Leslie Uggams has some nerve. That's "some," as in lots of. Just 24 hours after Diahann Carroll was forced to bow out of "On Golden Pond" with a back problem, Uggams agreed to step into Carroll's role opposite James Earl Jones in the highly anticipated revival at the Kennedy Center.
And that's not the half of it. Uggams, who went into rehearsal yesterday, has less than one week to get Ethel Thayer, the big-hearted wife and mother of Ernest Thompson's family drama, into her bloodstream. Performances are scheduled to start Tuesday, and the show's producer insists there will be no delays.
Injured stars are nothing new, and often, when a performer of Carroll's renown withdraws this close to an opening, the production is postponed or even canceled. For example, after Tommy Tune broke his foot in 1995 during the tour of the Broadway-bound musical "Busker Alley," the show was never heard from again. At other times, injuries have been incorporated into a portrayal, as was the case with the late Danny Kaye, who played his leading role in the musical "Two by Two" in a wheelchair after tearing a ligament.
There have even been times when chorus members and understudies have vaulted to fame after a star's mishap or illness -- witness Shirley MacLaine's abrupt ascension in "The Pajama Game." The "On Golden Pond" incident seems just as exceptional: A well-known actress is willing to cook up something like a polished star turn in the time it takes to drive cross-country.

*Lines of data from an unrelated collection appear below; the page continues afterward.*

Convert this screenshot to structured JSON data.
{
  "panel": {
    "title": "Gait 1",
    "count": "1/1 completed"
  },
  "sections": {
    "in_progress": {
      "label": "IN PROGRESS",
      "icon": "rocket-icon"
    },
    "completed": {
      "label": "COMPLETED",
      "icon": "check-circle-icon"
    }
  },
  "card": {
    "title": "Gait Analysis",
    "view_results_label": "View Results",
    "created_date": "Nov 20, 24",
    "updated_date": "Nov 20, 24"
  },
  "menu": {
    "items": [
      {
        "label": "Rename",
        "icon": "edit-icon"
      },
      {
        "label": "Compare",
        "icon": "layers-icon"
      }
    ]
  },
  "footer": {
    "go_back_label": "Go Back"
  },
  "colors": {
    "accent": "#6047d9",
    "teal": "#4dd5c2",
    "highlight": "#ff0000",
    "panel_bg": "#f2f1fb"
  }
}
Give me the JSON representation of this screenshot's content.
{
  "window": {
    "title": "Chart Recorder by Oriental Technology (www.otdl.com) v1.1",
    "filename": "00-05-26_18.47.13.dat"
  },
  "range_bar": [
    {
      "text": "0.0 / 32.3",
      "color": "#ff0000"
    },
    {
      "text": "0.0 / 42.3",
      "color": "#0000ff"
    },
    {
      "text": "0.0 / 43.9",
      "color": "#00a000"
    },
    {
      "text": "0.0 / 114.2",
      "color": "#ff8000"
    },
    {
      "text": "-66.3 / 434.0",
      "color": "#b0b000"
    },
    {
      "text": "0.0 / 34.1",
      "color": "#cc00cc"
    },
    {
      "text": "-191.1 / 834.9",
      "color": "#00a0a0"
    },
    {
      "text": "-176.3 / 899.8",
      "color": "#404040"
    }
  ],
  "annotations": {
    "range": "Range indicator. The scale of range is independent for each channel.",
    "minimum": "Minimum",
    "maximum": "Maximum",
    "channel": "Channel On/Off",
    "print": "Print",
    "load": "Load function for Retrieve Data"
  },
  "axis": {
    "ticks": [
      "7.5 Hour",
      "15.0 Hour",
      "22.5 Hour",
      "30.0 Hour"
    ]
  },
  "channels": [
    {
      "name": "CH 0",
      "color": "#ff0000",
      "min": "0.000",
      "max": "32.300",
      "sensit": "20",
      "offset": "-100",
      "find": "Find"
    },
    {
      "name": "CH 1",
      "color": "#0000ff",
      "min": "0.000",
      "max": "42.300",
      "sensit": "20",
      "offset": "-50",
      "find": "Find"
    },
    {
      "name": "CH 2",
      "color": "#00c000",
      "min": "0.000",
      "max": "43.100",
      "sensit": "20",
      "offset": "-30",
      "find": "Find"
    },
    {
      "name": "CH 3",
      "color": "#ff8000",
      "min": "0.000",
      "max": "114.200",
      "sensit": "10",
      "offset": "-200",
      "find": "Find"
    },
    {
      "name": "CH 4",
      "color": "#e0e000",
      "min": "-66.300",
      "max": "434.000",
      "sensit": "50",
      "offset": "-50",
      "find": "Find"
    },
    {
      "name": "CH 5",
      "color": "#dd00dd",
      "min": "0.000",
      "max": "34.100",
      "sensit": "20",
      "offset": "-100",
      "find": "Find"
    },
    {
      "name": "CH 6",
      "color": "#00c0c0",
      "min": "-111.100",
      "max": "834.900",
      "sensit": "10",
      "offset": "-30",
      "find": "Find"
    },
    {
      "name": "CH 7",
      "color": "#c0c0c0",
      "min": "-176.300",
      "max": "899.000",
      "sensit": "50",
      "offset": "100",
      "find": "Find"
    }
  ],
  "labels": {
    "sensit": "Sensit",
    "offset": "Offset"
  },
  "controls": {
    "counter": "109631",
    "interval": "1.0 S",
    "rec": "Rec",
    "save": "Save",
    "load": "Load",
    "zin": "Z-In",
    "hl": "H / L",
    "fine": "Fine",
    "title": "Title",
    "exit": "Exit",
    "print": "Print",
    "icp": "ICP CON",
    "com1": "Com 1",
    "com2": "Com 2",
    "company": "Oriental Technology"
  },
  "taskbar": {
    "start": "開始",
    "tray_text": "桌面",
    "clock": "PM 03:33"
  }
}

"It was devastating not to continue with Diahann," said Jeffrey Finn, the play's producer. "Unfortunately, Diahann has a herniated disk that became worse during the rehearsals to the point where she wasn't able to walk. Then it got to the point where her doctors were saying, 'Diahann, the most important thing is your health.' "
Carroll, 69, was rehearsing with Jones and other cast members in New York. Over the weekend, according to two people associated with the production, she began to experience great pain, and by Monday she became convinced that she would have to return to her home in Los Angeles to recuperate. Finn said that upon learning of Carroll's decision, he consulted Jones and the play's director, Leonard Foglia, and started an immediate search for an actress to take over the role.
No thought was given to canceling the production, which is to run from Tuesday until Oct. 17 in the Eisenhower Theater. The feeling, according to some involved in the show, was that Jones provided star power enough, and as a final backup, the production could have elevated Carroll's understudy, Petronia Paley.
Ticket sales have been robust, with more than 60 percent sold already, said Tiki Davies, director of the Kennedy Center's press office.
A postponement was not an option either, because the Eisenhower is tightly booked; the Washington Ballet performs there three days after "On Golden Pond" closes.
The prospects for the production after Washington -- it is also scheduled to play Wilmington, Del., and Finn says his eventual plan is Broadway -- are no doubt enhanced with a second "name." Several well-known actresses were talked about before Finn made a personal appeal to Uggams, who agreed Tuesday and was in the rehearsal room the next day.
Uggams, 61, won a Tony Award in 1968 for her performance in "Hallelujah, Baby!," a musical that is being revived this season at Arena Stage. Though she's sung in Las Vegas and Atlantic City, Uggams has been seen ever more frequently of late in stage dramas, from regional presentations of "Master Class" to the Broadway production of "King Hedley IV," for which she received a Tony nomination.
The play in which she will now appear, about recrimination and reconciliation in the lives of a retired couple and their resentful daughter, had a modest run on Broadway in 1978 and 1979, but found much broader success as a 1981 movie with Katharine Hepburn, Henry Fonda and Jane Fonda. Hepburn and the elder Fonda won Oscars for their portrayals.
Some relieved hands in the new "Pond" think Uggams deserves an award just for showing up.
"She's digging in with the enthusiasm you'd expect of her," Finn said yesterday. "We're all rallying around her."